So what makes this calculator more transparent? According to the website, it is an incredibly “powerful” tool because “It lets the users create their own rates and, because we have made the formulas completely transparent and accessible, it teaches them how different criteria can impact the employment rates reported by schools, publications, and organizations.
If you click on it, you will notice that users can ”choose their own” formulas such as “whether bar passage is required, whether a position is full time, or whether a job is funded by the law school.” formula stands up against those from leading publications and organizations. You can also choose to rank all schools or compare specific schools.
I spent just a few moments on the calculator and found it to be very interesting and informative about employment parameters and about the type of information which goes into creating employment ”statistics, misleading statistics and outright lies’ (to paraphrase a famous quote). I also believe that the more alternative information and evaluation sources available, the less power US NEWS has to lead legal education by the nose. And that, my friends, seems like a step forward!
Just got this email from Chris Anderson, TED Curator. Should be worthwhile for anyone interested in how to improve teaching and learning.
Dear TED community,
I am proud to announce that TED Talks Education, our first original televised event, premieres this Tuesday, May 7, on PBS stations across the US. It will be available globally on the PBS website starting May 8.
Hosted by John Legend, TED Talks Education asks how can we better inspire our students — and support our educators. TED, WNET, PBS and the Corporation for Public Broadcasting teamed up for this brand-new one-hour special, launched in response to the high dropout rate in American schools.

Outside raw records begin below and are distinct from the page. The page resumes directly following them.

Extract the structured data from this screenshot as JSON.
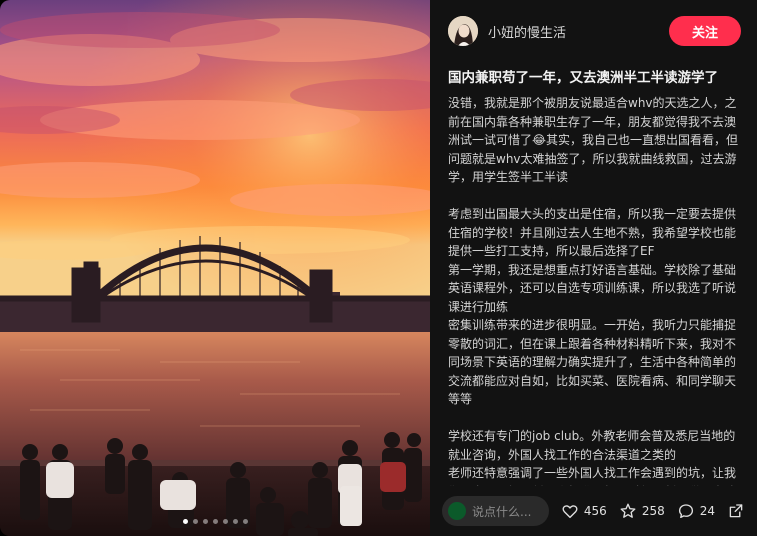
{
  "author": {
    "name": "小妞的慢生活"
  },
  "follow_label": "关注",
  "post": {
    "title": "国内兼职苟了一年，又去澳洲半工半读游学了",
    "paragraphs": [
      "没错，我就是那个被朋友说最适合whv的天选之人，之前在国内靠各种兼职生存了一年，朋友都觉得我不去澳洲试一试可惜了😂其实，我自己也一直想出国看看，但问题就是whv太难抽签了，所以我就曲线救国，过去游学，用学生签半工半读",
      "",
      "考虑到出国最大头的支出是住宿，所以我一定要去提供住宿的学校！并且刚过去人生地不熟，我希望学校也能提供一些打工支持，所以最后选择了EF",
      "第一学期，我还是想重点打好语言基础。学校除了基础英语课程外，还可以自选专项训练课，所以我选了听说课进行加练",
      "密集训练带来的进步很明显。一开始，我听力只能捕捉零散的词汇，但在课上跟着各种材料精听下来，我对不同场景下英语的理解力确实提升了，生活中各种简单的交流都能应对自如，比如买菜、医院看病、和同学聊天等等",
      "",
      "学校还有专门的job club。外教老师会普及悉尼当地的就业咨询，外国人找工作的合法渠道之类的",
      "老师还特意强调了一些外国人找工作会遇到的坑，让我们一定要了解最低工资标准、打工时长限制、税号申请"
    ]
  },
  "comment": {
    "placeholder": "说点什么..."
  },
  "stats": {
    "likes": "456",
    "collects": "258",
    "comments": "24"
  },
  "carousel": {
    "total": 7,
    "current": 1
  },
  "colors": {
    "accent": "#ff2e4d",
    "panel": "#121212"
  },
  "icons": {
    "like": "heart-icon",
    "collect": "star-icon",
    "comment": "comment-bubble-icon",
    "share": "share-icon"
  }
}
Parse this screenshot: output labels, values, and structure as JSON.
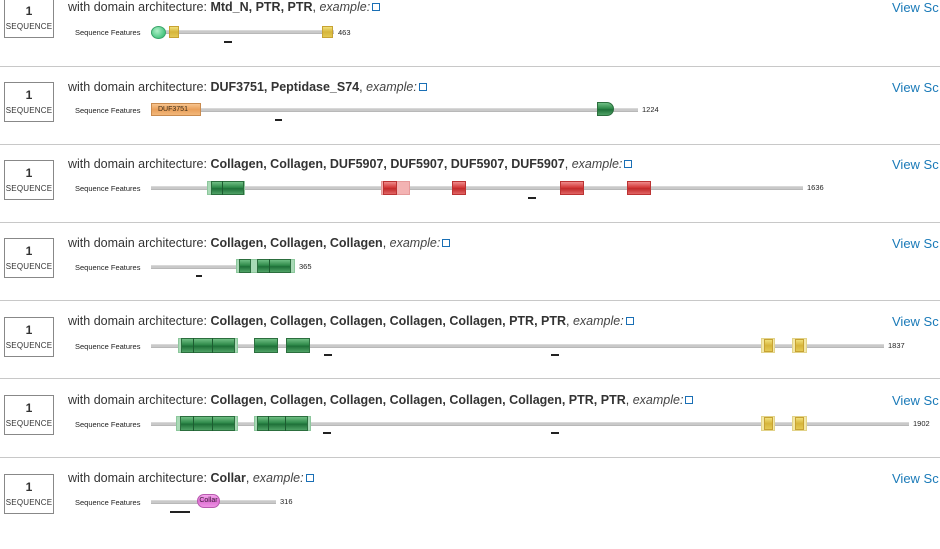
{
  "common": {
    "seq_count": "1",
    "seq_label": "SEQUENCE",
    "prefix": "with domain architecture: ",
    "example": "example:",
    "view_link": "View Sc",
    "features_label": "Sequence Features"
  },
  "rows": [
    {
      "domains": "Mtd_N, PTR, PTR",
      "length": "463"
    },
    {
      "domains": "DUF3751, Peptidase_S74",
      "length": "1224",
      "feature_text": "DUF3751"
    },
    {
      "domains": "Collagen, Collagen, DUF5907, DUF5907, DUF5907, DUF5907",
      "length": "1636"
    },
    {
      "domains": "Collagen, Collagen, Collagen",
      "length": "365"
    },
    {
      "domains": "Collagen, Collagen, Collagen, Collagen, Collagen, PTR, PTR",
      "length": "1837"
    },
    {
      "domains": "Collagen, Collagen, Collagen, Collagen, Collagen, Collagen, PTR, PTR",
      "length": "1902"
    },
    {
      "domains": "Collar",
      "length": "316",
      "feature_text": "Collar"
    }
  ],
  "colors": {
    "link": "#1a7ab8",
    "collagen": "#2f8a4a",
    "duf5907": "#d43a3a",
    "ptr": "#d6b53a",
    "duf3751": "#e9a05a",
    "collar": "#de6fd3",
    "mtd_n": "#4cc783"
  },
  "icons": [
    "external-link-icon"
  ]
}
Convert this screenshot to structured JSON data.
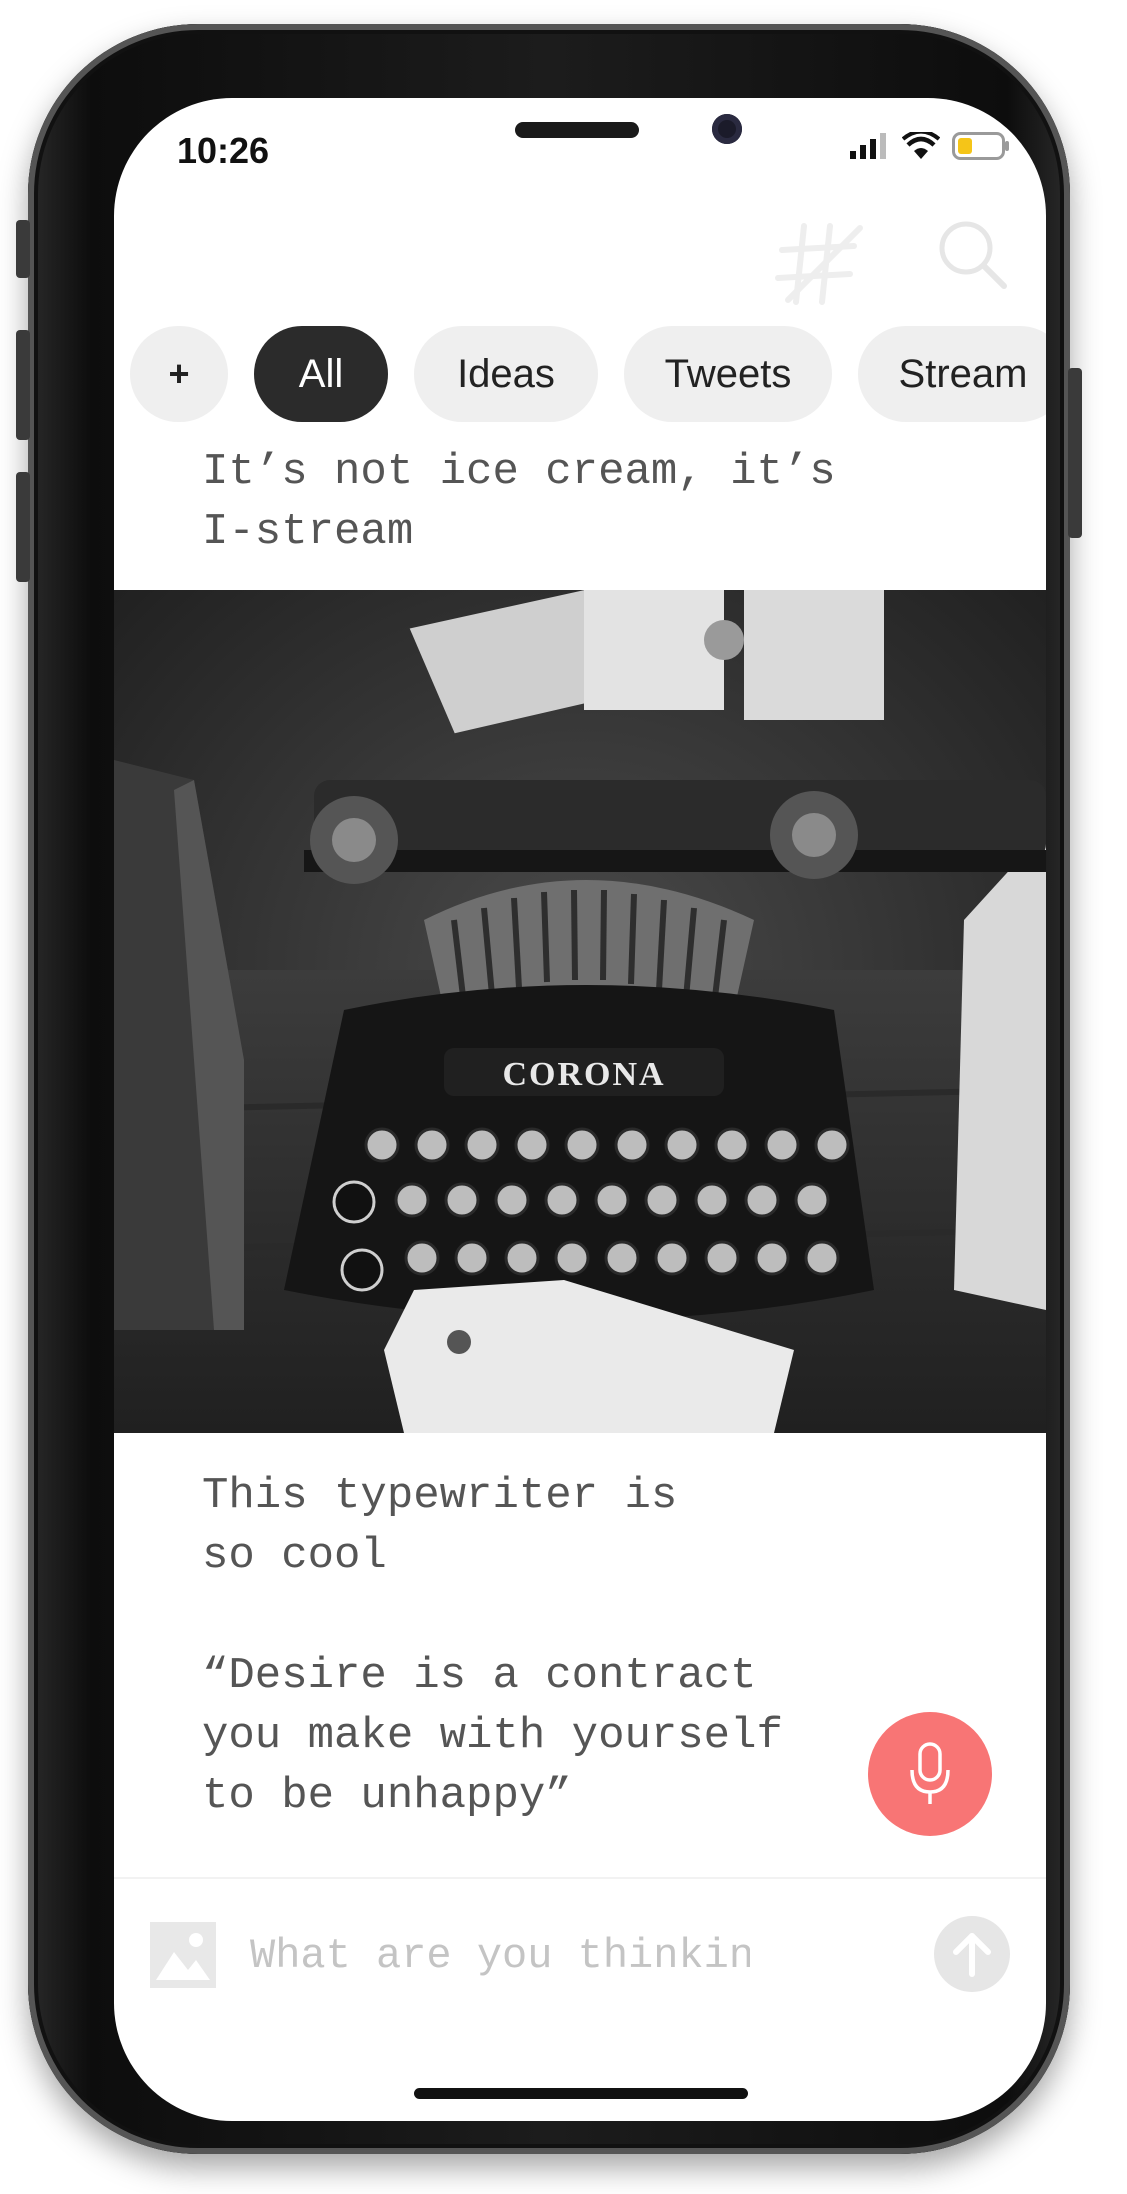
{
  "status_bar": {
    "time": "10:26"
  },
  "header": {
    "logo_icon": "hashtag-logo-icon",
    "search_icon": "search-icon"
  },
  "filters": {
    "add_label": "+",
    "chips": [
      "All",
      "Ideas",
      "Tweets",
      "Stream"
    ],
    "active": "All"
  },
  "notes": [
    {
      "text": "It’s not ice cream, it’s\nI-stream"
    },
    {
      "image": "typewriter-photo",
      "text": "This typewriter is\nso cool\n\n“Desire is a contract\nyou make with yourself\nto be unhappy”"
    }
  ],
  "mic": {
    "icon": "microphone-icon",
    "color": "#f87575"
  },
  "composer": {
    "placeholder": "What are you thinking?",
    "image_icon": "image-icon",
    "send_icon": "arrow-up-icon"
  },
  "photo_caption": "CORONA"
}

TED Talks Education is an exhilarating night of new talks by Sir Ken Robinson, Geoffrey Canada, Bill Gates and some truly inspiring teachers. In fact, we’ve just posted the first of them today on TED.com. Rita Pierson, a teacher for 40 years, delivers a rousing call to educators to believe in their students and actually connect with them on a real, human, personal level.

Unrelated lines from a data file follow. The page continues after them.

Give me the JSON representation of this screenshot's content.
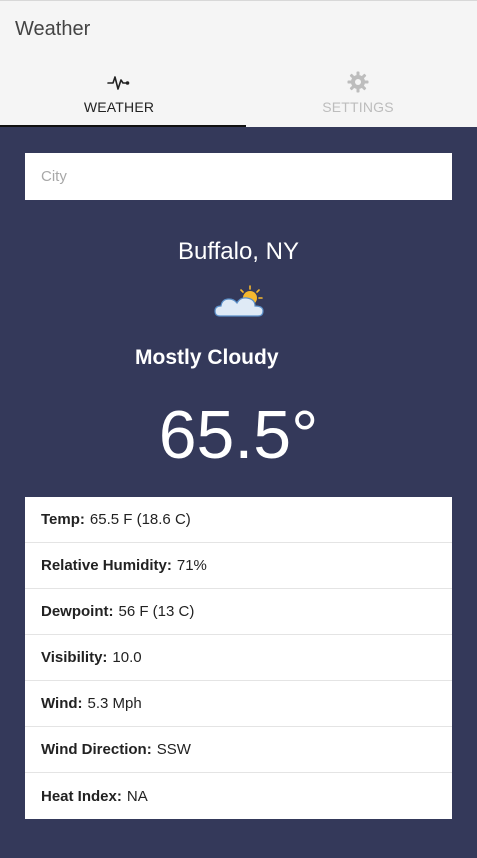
{
  "app": {
    "title": "Weather"
  },
  "tabs": [
    {
      "label": "WEATHER",
      "icon": "pulse-icon",
      "active": true
    },
    {
      "label": "SETTINGS",
      "icon": "gear-icon",
      "active": false
    }
  ],
  "search": {
    "placeholder": "City",
    "value": ""
  },
  "current": {
    "location": "Buffalo, NY",
    "icon": "partly-cloudy-icon",
    "condition": "Mostly Cloudy",
    "temperature": "65.5°"
  },
  "details": [
    {
      "label": "Temp:",
      "value": "65.5 F (18.6 C)"
    },
    {
      "label": "Relative Humidity:",
      "value": "71%"
    },
    {
      "label": "Dewpoint:",
      "value": "56 F (13 C)"
    },
    {
      "label": "Visibility:",
      "value": "10.0"
    },
    {
      "label": "Wind:",
      "value": "5.3 Mph"
    },
    {
      "label": "Wind Direction:",
      "value": "SSW"
    },
    {
      "label": "Heat Index:",
      "value": "NA"
    }
  ],
  "colors": {
    "background": "#34395a",
    "header": "#f5f5f5",
    "active_tab": "#222222",
    "inactive_tab": "#bdbdbd",
    "sun": "#f5b82e"
  }
}
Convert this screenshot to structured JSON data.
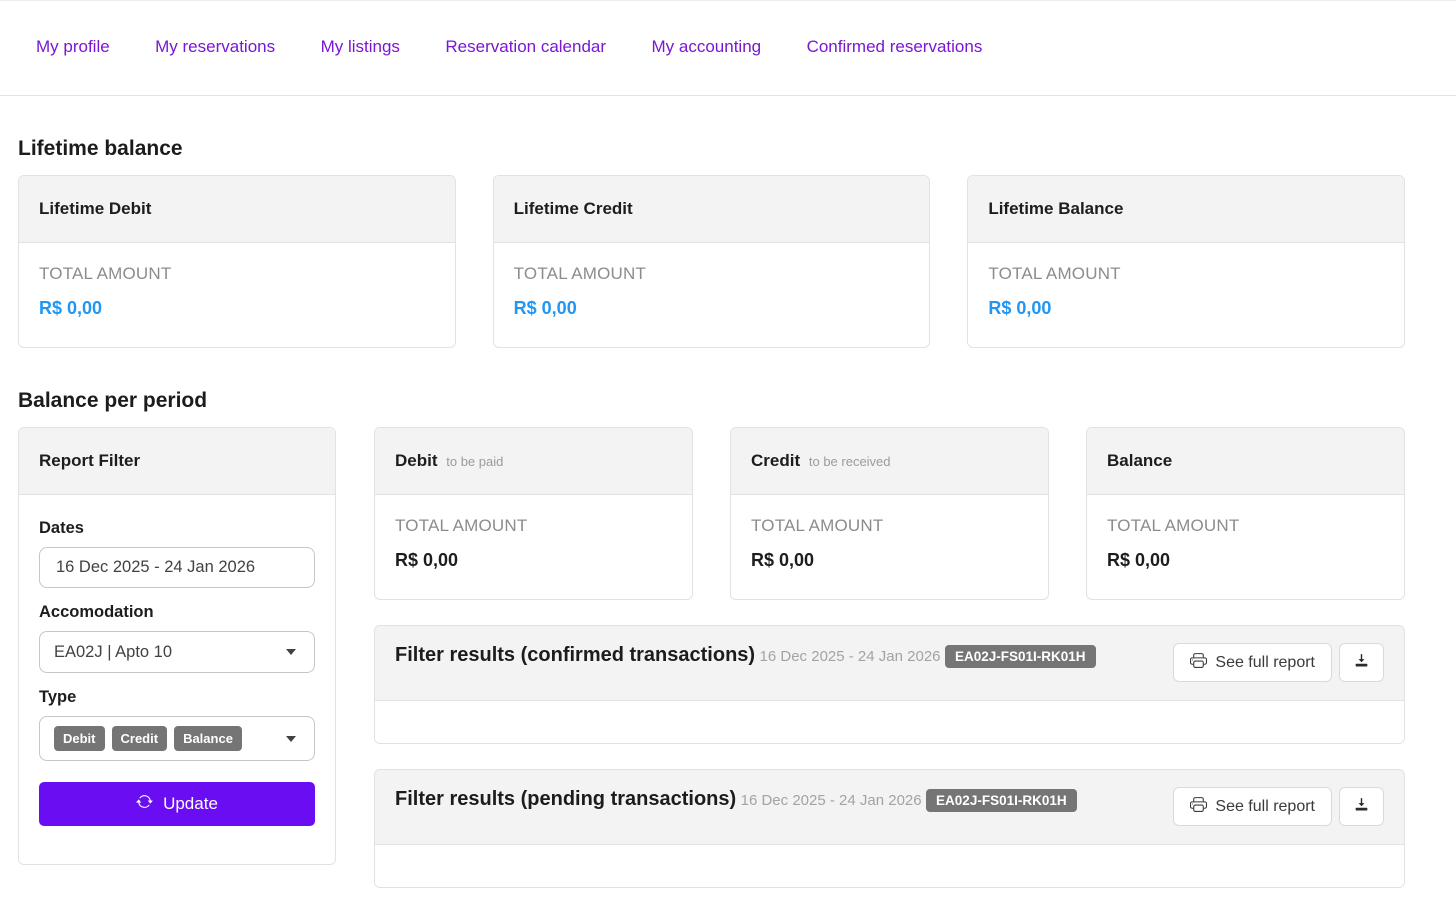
{
  "nav": {
    "items": [
      "My profile",
      "My reservations",
      "My listings",
      "Reservation calendar",
      "My accounting",
      "Confirmed reservations"
    ]
  },
  "lifetime": {
    "heading": "Lifetime balance",
    "cards": [
      {
        "title": "Lifetime Debit",
        "total_label": "TOTAL AMOUNT",
        "amount": "R$ 0,00"
      },
      {
        "title": "Lifetime Credit",
        "total_label": "TOTAL AMOUNT",
        "amount": "R$ 0,00"
      },
      {
        "title": "Lifetime Balance",
        "total_label": "TOTAL AMOUNT",
        "amount": "R$ 0,00"
      }
    ]
  },
  "period": {
    "heading": "Balance per period",
    "filter": {
      "title": "Report Filter",
      "dates_label": "Dates",
      "dates_value": "16 Dec 2025 - 24 Jan 2026",
      "accommodation_label": "Accomodation",
      "accommodation_value": "EA02J | Apto 10",
      "type_label": "Type",
      "type_tags": [
        "Debit",
        "Credit",
        "Balance"
      ],
      "update_label": "Update"
    },
    "cards": [
      {
        "title": "Debit",
        "subtitle": "to be paid",
        "total_label": "TOTAL AMOUNT",
        "amount": "R$ 0,00"
      },
      {
        "title": "Credit",
        "subtitle": "to be received",
        "total_label": "TOTAL AMOUNT",
        "amount": "R$ 0,00"
      },
      {
        "title": "Balance",
        "subtitle": "",
        "total_label": "TOTAL AMOUNT",
        "amount": "R$ 0,00"
      }
    ],
    "sections": [
      {
        "title": "Filter results (confirmed transactions)",
        "date_range": "16 Dec 2025 - 24 Jan 2026",
        "code": "EA02J-FS01I-RK01H",
        "report_label": "See full report"
      },
      {
        "title": "Filter results (pending transactions)",
        "date_range": "16 Dec 2025 - 24 Jan 2026",
        "code": "EA02J-FS01I-RK01H",
        "report_label": "See full report"
      }
    ]
  },
  "colors": {
    "nav_purple": "#7a16d4",
    "accent_purple": "#6b0df2",
    "amount_blue": "#2196f3",
    "badge_gray": "#757575"
  }
}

Please set your DVR, and let your friends and colleagues know to watch on Tuesday, May 7, at 10/9c on PBS stations across the US (you can check local station listings at top right of this page) — and visit pbs.org/TEDTalksEd after Wednesday, May 8, to watch the whole show online. And we will be releasing most of the speakers as TED Talks from May 8-10 on our homepage.

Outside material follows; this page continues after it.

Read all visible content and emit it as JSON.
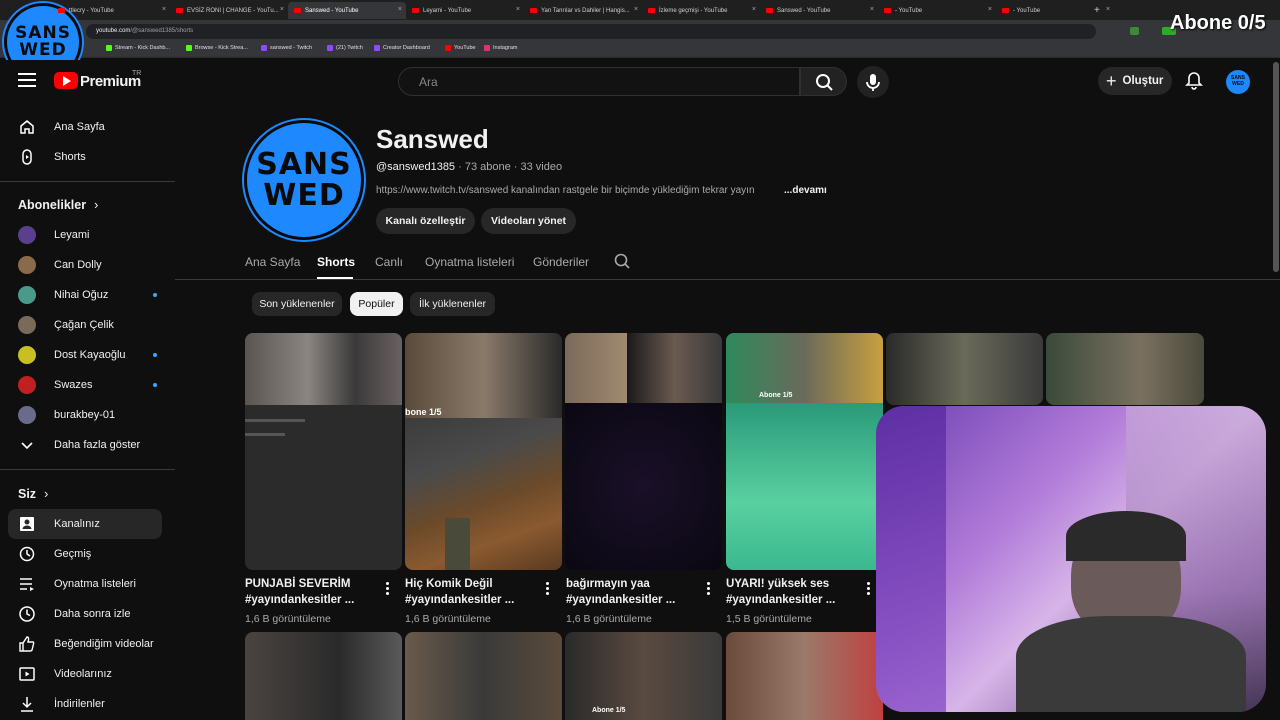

Our intention was to create an authentic TED event, filmed in a way that makes it compelling television. We really think it worked. We hope you love it as much as we do.
In March 2012 I delivered a talk at TEDxVillanovaU about The Future of Higher Education, in which I spoke about how online learning can bring about a democratization of higher education. Renee Knake of Michigan State has taken the idea further and applies it to legal education in her forthcoming article, Democratizing Legal Education. Elizabeth Chambliss talks about the article, here.
What do you think? It is possible to democratize information about law and legal systems? What are the barriers? Who will be the gatekeepers? What groups would want to see it happen and would they be willing to fund it?